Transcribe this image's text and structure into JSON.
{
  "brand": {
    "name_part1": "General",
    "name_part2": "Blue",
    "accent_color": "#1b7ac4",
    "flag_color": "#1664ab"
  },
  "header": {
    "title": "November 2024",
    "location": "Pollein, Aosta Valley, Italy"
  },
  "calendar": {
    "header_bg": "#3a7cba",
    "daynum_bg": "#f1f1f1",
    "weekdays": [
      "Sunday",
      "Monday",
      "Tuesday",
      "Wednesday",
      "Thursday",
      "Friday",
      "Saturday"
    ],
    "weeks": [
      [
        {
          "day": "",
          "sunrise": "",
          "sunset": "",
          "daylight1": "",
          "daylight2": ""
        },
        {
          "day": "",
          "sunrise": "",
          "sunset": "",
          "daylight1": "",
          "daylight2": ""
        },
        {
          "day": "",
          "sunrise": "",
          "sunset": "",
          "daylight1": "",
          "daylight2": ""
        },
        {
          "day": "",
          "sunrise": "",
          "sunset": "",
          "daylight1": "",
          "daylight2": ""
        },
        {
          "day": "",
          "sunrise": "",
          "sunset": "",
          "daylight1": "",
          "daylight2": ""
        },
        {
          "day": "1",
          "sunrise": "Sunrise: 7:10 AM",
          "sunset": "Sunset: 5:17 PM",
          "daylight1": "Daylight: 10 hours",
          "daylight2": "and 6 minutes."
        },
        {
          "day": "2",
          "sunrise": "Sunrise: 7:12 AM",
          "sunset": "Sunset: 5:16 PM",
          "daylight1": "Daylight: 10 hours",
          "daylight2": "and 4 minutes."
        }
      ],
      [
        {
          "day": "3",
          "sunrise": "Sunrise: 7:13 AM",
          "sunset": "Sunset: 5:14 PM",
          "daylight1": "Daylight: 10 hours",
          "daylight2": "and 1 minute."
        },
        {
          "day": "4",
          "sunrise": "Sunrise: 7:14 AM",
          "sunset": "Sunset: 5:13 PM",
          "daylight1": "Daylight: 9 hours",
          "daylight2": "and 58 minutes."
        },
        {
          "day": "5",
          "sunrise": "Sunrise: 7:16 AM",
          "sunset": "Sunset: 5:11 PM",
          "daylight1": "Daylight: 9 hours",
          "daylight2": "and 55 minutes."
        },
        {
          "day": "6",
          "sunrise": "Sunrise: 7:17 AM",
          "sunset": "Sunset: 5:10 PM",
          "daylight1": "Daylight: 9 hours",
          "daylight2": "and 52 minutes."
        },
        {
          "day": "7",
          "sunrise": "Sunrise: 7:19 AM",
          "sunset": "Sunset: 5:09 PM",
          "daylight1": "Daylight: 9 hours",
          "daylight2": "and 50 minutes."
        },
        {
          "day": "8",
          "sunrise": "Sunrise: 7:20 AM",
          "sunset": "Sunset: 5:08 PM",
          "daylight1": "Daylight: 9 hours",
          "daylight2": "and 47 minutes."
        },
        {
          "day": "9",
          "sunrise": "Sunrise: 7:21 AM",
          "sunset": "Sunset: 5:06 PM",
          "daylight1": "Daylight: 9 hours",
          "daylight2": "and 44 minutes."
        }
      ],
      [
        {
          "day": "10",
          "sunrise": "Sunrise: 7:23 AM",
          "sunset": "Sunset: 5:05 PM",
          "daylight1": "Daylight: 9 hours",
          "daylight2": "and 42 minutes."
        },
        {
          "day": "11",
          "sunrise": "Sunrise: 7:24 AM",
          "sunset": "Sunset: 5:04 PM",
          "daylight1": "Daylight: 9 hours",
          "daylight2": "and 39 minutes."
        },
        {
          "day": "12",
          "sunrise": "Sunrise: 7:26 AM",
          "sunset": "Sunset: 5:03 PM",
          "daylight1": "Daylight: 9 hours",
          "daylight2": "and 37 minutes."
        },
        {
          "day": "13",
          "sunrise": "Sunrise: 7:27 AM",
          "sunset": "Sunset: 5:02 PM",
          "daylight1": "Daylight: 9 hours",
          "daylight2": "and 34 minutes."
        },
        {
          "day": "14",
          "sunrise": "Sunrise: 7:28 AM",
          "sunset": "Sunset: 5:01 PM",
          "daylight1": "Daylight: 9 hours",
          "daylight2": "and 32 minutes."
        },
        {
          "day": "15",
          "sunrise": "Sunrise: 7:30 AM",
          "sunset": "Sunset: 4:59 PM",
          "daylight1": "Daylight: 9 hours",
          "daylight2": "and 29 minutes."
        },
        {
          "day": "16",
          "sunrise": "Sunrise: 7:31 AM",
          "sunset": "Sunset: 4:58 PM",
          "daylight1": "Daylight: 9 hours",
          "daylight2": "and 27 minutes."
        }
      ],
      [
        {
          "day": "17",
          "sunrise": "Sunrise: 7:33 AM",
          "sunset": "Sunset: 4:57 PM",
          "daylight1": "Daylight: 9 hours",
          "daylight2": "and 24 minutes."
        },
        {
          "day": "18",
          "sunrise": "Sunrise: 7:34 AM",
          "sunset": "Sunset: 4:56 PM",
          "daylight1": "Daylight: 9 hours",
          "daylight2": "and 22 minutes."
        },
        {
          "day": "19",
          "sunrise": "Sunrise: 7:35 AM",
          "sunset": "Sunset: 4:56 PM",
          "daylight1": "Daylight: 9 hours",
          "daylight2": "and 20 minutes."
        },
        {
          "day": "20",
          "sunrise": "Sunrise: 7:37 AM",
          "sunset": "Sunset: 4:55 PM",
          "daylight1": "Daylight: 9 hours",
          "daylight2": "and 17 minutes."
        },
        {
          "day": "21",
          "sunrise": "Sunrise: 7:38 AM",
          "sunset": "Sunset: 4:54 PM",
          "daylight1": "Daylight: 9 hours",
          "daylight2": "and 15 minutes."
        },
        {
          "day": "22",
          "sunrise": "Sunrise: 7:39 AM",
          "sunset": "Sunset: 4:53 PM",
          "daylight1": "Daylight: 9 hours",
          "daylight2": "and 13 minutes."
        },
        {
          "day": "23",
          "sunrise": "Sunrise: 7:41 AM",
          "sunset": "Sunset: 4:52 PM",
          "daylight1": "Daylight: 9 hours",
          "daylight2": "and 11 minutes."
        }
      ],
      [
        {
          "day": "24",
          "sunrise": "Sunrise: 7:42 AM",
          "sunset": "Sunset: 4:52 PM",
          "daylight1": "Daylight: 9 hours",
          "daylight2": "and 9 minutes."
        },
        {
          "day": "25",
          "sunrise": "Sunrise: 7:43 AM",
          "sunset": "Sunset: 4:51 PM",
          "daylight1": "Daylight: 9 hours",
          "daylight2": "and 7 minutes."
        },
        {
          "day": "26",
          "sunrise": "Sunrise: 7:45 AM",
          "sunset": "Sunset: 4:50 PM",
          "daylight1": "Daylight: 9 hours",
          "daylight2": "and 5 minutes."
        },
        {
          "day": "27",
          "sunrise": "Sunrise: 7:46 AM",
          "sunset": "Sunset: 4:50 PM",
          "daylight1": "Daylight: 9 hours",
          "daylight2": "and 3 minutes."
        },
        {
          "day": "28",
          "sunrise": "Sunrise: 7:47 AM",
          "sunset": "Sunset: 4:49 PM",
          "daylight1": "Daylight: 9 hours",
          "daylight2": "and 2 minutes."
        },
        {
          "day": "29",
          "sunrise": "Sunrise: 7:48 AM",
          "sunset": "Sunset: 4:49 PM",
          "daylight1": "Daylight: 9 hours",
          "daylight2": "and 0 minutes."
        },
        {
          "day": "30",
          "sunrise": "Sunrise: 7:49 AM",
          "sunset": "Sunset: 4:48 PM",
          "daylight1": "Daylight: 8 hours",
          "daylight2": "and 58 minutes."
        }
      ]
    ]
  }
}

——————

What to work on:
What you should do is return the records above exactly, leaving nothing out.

Answer below:
Transcribe this image's text and structure into JSON.
{
  "brand": {
    "name_part1": "General",
    "name_part2": "Blue",
    "accent_color": "#1b7ac4",
    "flag_color": "#1664ab"
  },
  "header": {
    "title": "November 2024",
    "location": "Pollein, Aosta Valley, Italy"
  },
  "calendar": {
    "header_bg": "#3a7cba",
    "daynum_bg": "#f1f1f1",
    "weekdays": [
      "Sunday",
      "Monday",
      "Tuesday",
      "Wednesday",
      "Thursday",
      "Friday",
      "Saturday"
    ],
    "weeks": [
      [
        {
          "day": "",
          "sunrise": "",
          "sunset": "",
          "daylight1": "",
          "daylight2": ""
        },
        {
          "day": "",
          "sunrise": "",
          "sunset": "",
          "daylight1": "",
          "daylight2": ""
        },
        {
          "day": "",
          "sunrise": "",
          "sunset": "",
          "daylight1": "",
          "daylight2": ""
        },
        {
          "day": "",
          "sunrise": "",
          "sunset": "",
          "daylight1": "",
          "daylight2": ""
        },
        {
          "day": "",
          "sunrise": "",
          "sunset": "",
          "daylight1": "",
          "daylight2": ""
        },
        {
          "day": "1",
          "sunrise": "Sunrise: 7:10 AM",
          "sunset": "Sunset: 5:17 PM",
          "daylight1": "Daylight: 10 hours",
          "daylight2": "and 6 minutes."
        },
        {
          "day": "2",
          "sunrise": "Sunrise: 7:12 AM",
          "sunset": "Sunset: 5:16 PM",
          "daylight1": "Daylight: 10 hours",
          "daylight2": "and 4 minutes."
        }
      ],
      [
        {
          "day": "3",
          "sunrise": "Sunrise: 7:13 AM",
          "sunset": "Sunset: 5:14 PM",
          "daylight1": "Daylight: 10 hours",
          "daylight2": "and 1 minute."
        },
        {
          "day": "4",
          "sunrise": "Sunrise: 7:14 AM",
          "sunset": "Sunset: 5:13 PM",
          "daylight1": "Daylight: 9 hours",
          "daylight2": "and 58 minutes."
        },
        {
          "day": "5",
          "sunrise": "Sunrise: 7:16 AM",
          "sunset": "Sunset: 5:11 PM",
          "daylight1": "Daylight: 9 hours",
          "daylight2": "and 55 minutes."
        },
        {
          "day": "6",
          "sunrise": "Sunrise: 7:17 AM",
          "sunset": "Sunset: 5:10 PM",
          "daylight1": "Daylight: 9 hours",
          "daylight2": "and 52 minutes."
        },
        {
          "day": "7",
          "sunrise": "Sunrise: 7:19 AM",
          "sunset": "Sunset: 5:09 PM",
          "daylight1": "Daylight: 9 hours",
          "daylight2": "and 50 minutes."
        },
        {
          "day": "8",
          "sunrise": "Sunrise: 7:20 AM",
          "sunset": "Sunset: 5:08 PM",
          "daylight1": "Daylight: 9 hours",
          "daylight2": "and 47 minutes."
        },
        {
          "day": "9",
          "sunrise": "Sunrise: 7:21 AM",
          "sunset": "Sunset: 5:06 PM",
          "daylight1": "Daylight: 9 hours",
          "daylight2": "and 44 minutes."
        }
      ],
      [
        {
          "day": "10",
          "sunrise": "Sunrise: 7:23 AM",
          "sunset": "Sunset: 5:05 PM",
          "daylight1": "Daylight: 9 hours",
          "daylight2": "and 42 minutes."
        },
        {
          "day": "11",
          "sunrise": "Sunrise: 7:24 AM",
          "sunset": "Sunset: 5:04 PM",
          "daylight1": "Daylight: 9 hours",
          "daylight2": "and 39 minutes."
        },
        {
          "day": "12",
          "sunrise": "Sunrise: 7:26 AM",
          "sunset": "Sunset: 5:03 PM",
          "daylight1": "Daylight: 9 hours",
          "daylight2": "and 37 minutes."
        },
        {
          "day": "13",
          "sunrise": "Sunrise: 7:27 AM",
          "sunset": "Sunset: 5:02 PM",
          "daylight1": "Daylight: 9 hours",
          "daylight2": "and 34 minutes."
        },
        {
          "day": "14",
          "sunrise": "Sunrise: 7:28 AM",
          "sunset": "Sunset: 5:01 PM",
          "daylight1": "Daylight: 9 hours",
          "daylight2": "and 32 minutes."
        },
        {
          "day": "15",
          "sunrise": "Sunrise: 7:30 AM",
          "sunset": "Sunset: 4:59 PM",
          "daylight1": "Daylight: 9 hours",
          "daylight2": "and 29 minutes."
        },
        {
          "day": "16",
          "sunrise": "Sunrise: 7:31 AM",
          "sunset": "Sunset: 4:58 PM",
          "daylight1": "Daylight: 9 hours",
          "daylight2": "and 27 minutes."
        }
      ],
      [
        {
          "day": "17",
          "sunrise": "Sunrise: 7:33 AM",
          "sunset": "Sunset: 4:57 PM",
          "daylight1": "Daylight: 9 hours",
          "daylight2": "and 24 minutes."
        },
        {
          "day": "18",
          "sunrise": "Sunrise: 7:34 AM",
          "sunset": "Sunset: 4:56 PM",
          "daylight1": "Daylight: 9 hours",
          "daylight2": "and 22 minutes."
        },
        {
          "day": "19",
          "sunrise": "Sunrise: 7:35 AM",
          "sunset": "Sunset: 4:56 PM",
          "daylight1": "Daylight: 9 hours",
          "daylight2": "and 20 minutes."
        },
        {
          "day": "20",
          "sunrise": "Sunrise: 7:37 AM",
          "sunset": "Sunset: 4:55 PM",
          "daylight1": "Daylight: 9 hours",
          "daylight2": "and 17 minutes."
        },
        {
          "day": "21",
          "sunrise": "Sunrise: 7:38 AM",
          "sunset": "Sunset: 4:54 PM",
          "daylight1": "Daylight: 9 hours",
          "daylight2": "and 15 minutes."
        },
        {
          "day": "22",
          "sunrise": "Sunrise: 7:39 AM",
          "sunset": "Sunset: 4:53 PM",
          "daylight1": "Daylight: 9 hours",
          "daylight2": "and 13 minutes."
        },
        {
          "day": "23",
          "sunrise": "Sunrise: 7:41 AM",
          "sunset": "Sunset: 4:52 PM",
          "daylight1": "Daylight: 9 hours",
          "daylight2": "and 11 minutes."
        }
      ],
      [
        {
          "day": "24",
          "sunrise": "Sunrise: 7:42 AM",
          "sunset": "Sunset: 4:52 PM",
          "daylight1": "Daylight: 9 hours",
          "daylight2": "and 9 minutes."
        },
        {
          "day": "25",
          "sunrise": "Sunrise: 7:43 AM",
          "sunset": "Sunset: 4:51 PM",
          "daylight1": "Daylight: 9 hours",
          "daylight2": "and 7 minutes."
        },
        {
          "day": "26",
          "sunrise": "Sunrise: 7:45 AM",
          "sunset": "Sunset: 4:50 PM",
          "daylight1": "Daylight: 9 hours",
          "daylight2": "and 5 minutes."
        },
        {
          "day": "27",
          "sunrise": "Sunrise: 7:46 AM",
          "sunset": "Sunset: 4:50 PM",
          "daylight1": "Daylight: 9 hours",
          "daylight2": "and 3 minutes."
        },
        {
          "day": "28",
          "sunrise": "Sunrise: 7:47 AM",
          "sunset": "Sunset: 4:49 PM",
          "daylight1": "Daylight: 9 hours",
          "daylight2": "and 2 minutes."
        },
        {
          "day": "29",
          "sunrise": "Sunrise: 7:48 AM",
          "sunset": "Sunset: 4:49 PM",
          "daylight1": "Daylight: 9 hours",
          "daylight2": "and 0 minutes."
        },
        {
          "day": "30",
          "sunrise": "Sunrise: 7:49 AM",
          "sunset": "Sunset: 4:48 PM",
          "daylight1": "Daylight: 8 hours",
          "daylight2": "and 58 minutes."
        }
      ]
    ]
  }
}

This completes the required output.